Fortunately, Linda recognized the signs immediately. She had witnessed strokes in two other men, plus she had a magnet that had hung by her phone for years. The magnet says STROKE is an Emergency. Every minute counts. ACT F.A.S.T!

F.A.S.T! is an acronym to help recognize the symptoms of a stroke; Face, Arms, Speech, Time.

After initial treatment at Sidney Health Center, Ken was flown to Benefis Healthcare Stroke Center in Great Falls on December 23 where he entered rehab. On February 8, Ken and Linda were able to return to their home.

Ken had suffered an ischemic stroke, which is caused by a blocked artery in the brain. It may be treated with a clot-busting drug called IPA but that must be administered within three hours of the stroke. Thanks to quick action, Ken received the drug at Sidney Health Center.

A hemorrhagic stroke is caused by a ruptured blood vessel. In either case, time is of the essence. "Time lost is brain lost."

The warning signs of stroke include: Sudden weakness or numbness of the face, arm or leg, especially on one side of the body; Sudden confusion, trouble speaking or understanding; Sudden trouble seeing in one or both eyes; Sudden trouble walking, dizziness, loss of balance or coordination; Sudden, severe headaches with no known cause.

Ken and Linda have had fantastic support from friends and family. However, Girard is relatively isolated and opportunities for outside support are limited.

Last summer, Linda read in Stroke Smart magazine about a stroke camp for survivors and their caregivers. A Retreat and Refresh stroke camp was scheduled in Red Lodge in the fall, sponsored by St. Vincent Healthcare. Encouraged by a friend who read about the camp in the Billings Gazette, Linda made plans to go, despite much skepticism on Ken's part.

"What an amazing weekend," Linda said. St. Vincent funds the camp and staffs it with mostly volunteers including therapists of all kinds who work with both the survivors and caregivers. Survivors show the broad spectrum of stroke effects from the person whose speech is perfect but can't keep their brain organized, to the one who finds speech very difficult but has learned the skills to find the right words. Others have various difficulties with limbs and balance. The main message to all was not to give up but to keep trying.

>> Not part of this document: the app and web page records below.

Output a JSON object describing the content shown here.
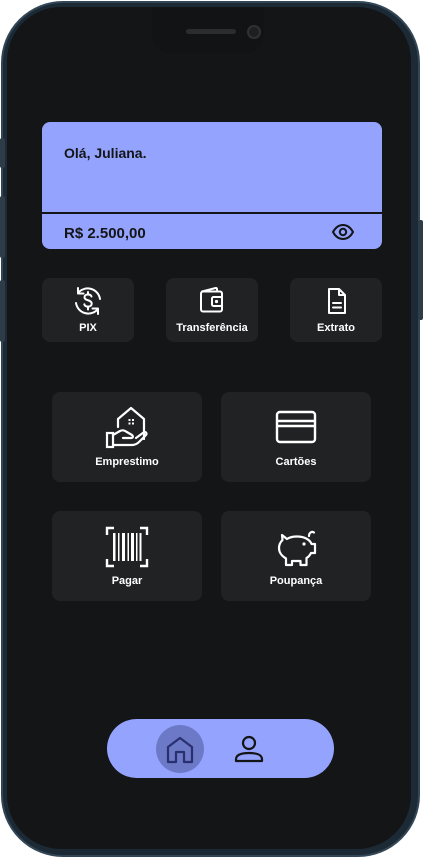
{
  "colors": {
    "accent": "#94a3fd",
    "background": "#141516",
    "tile": "#212223",
    "home_active": "#6c79c6"
  },
  "header": {
    "greeting": "Olá, Juliana."
  },
  "balance": {
    "amount": "R$ 2.500,00",
    "toggle_icon": "eye-icon"
  },
  "quick_actions": [
    {
      "label": "PIX",
      "icon": "pix-exchange-icon"
    },
    {
      "label": "Transferência",
      "icon": "wallet-icon"
    },
    {
      "label": "Extrato",
      "icon": "document-icon"
    }
  ],
  "services": [
    {
      "label": "Emprestimo",
      "icon": "house-hand-icon"
    },
    {
      "label": "Cartões",
      "icon": "credit-card-icon"
    },
    {
      "label": "Pagar",
      "icon": "barcode-icon"
    },
    {
      "label": "Poupança",
      "icon": "piggy-bank-icon"
    }
  ],
  "bottom_nav": {
    "items": [
      "home-icon",
      "profile-icon"
    ],
    "active": "home-icon"
  }
}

Although some activities included both, the survivors and caregivers attend separate sessions dedicated to their own needs. Despite Ken's initial reluctance, he ended up having a good time and learning a lot. He was able to interact with survivors aged 9 to 80 and see the unique effects of stroke in each, as well as their coping mechanisms. For many, it was their first time at camp while others had attended several times.

For Linda, it was a welcome break from the daily stress which falls on the caregiver. They were met at the car, their luggage was unloaded and she was told that the staff would take care of Ken. "They are dedicated to giving the caregiver respite," she said.

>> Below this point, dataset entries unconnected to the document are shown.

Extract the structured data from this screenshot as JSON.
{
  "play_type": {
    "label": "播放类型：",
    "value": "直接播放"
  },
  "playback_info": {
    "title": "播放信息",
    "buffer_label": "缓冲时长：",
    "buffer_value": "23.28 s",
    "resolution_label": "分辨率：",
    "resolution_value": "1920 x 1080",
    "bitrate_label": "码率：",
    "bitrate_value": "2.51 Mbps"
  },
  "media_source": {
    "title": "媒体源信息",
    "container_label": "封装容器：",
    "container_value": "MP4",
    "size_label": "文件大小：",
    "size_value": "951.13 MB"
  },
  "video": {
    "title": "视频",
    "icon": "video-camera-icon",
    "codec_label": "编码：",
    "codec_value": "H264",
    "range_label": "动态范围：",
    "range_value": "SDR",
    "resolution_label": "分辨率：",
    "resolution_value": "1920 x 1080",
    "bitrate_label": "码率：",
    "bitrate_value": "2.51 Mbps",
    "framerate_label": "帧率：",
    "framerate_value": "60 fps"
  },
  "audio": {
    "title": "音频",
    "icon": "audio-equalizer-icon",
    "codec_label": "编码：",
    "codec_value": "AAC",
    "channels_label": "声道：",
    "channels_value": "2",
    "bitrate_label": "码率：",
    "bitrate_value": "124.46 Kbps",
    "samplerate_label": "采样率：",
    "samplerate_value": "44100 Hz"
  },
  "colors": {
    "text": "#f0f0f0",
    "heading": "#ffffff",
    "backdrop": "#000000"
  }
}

Ken and Linda highly recommend the camp to anyone who has had a stroke, even if there are no apparent signs of damage. There are over 20 camps throughout the US. The Montana one will be held September 25-27, 2015 at Rock Creek Resort, Red Lodge.

With the amazing support of St. Vincent, the cost is extremely reasonable and the benefits are priceless. To register, or for more information contact the Stroke Camp office at 309-688-5450, info@strokecamp.org or visit their website at http://www.strokecamp.org.

Since Stroke Camp has a history of never turning anyone away for inability to pay, donations are welcome. They may be mailed to 2000 W. Pioneer Pkwy, Ste 16, Peoria, IL 61615 or made through the Donate/Pay Camp Fees button at http://www.strokecamp.org. Be sure to designate that the funds are for camper assistance.

To educate the public about the symptoms of stroke and the need for immediate medical treatment, Major League Baseball sponsors the Strike Out Stroke campaign. Up to 25 teams, watched by millions of fans, host stroke symptom awareness events each season promoting F.A.S.T! Watch this summer for your favorite team's events.

Ken and Linda enjoy the fifties dance.

Fifth graders are also being educated about stroke awareness and the F.A.S.T! message through the Retreat and Refresh camp. Survivors and caregivers share their post-stroke experiences, and the students have the opportunity to ask questions. They also may participate in a disability situation such as putting on a shoe and tying it, or putting on a belt with one hand. The students also learn ways to prevent a stroke by eating healthy, exercising, not smoking or doing drugs.

Linda has received permission and materials from the Retreat and Refresh camp organization to try to put together a 5th grade program for Richland County.

May is Stroke Month. Be aware of the symptoms of stroke, and Act F.A.S.T!

 

Reader Comments
(0)

 
 

Powered by ROAR Online Publication Software from Lions Light Corporation
© Copyright 2019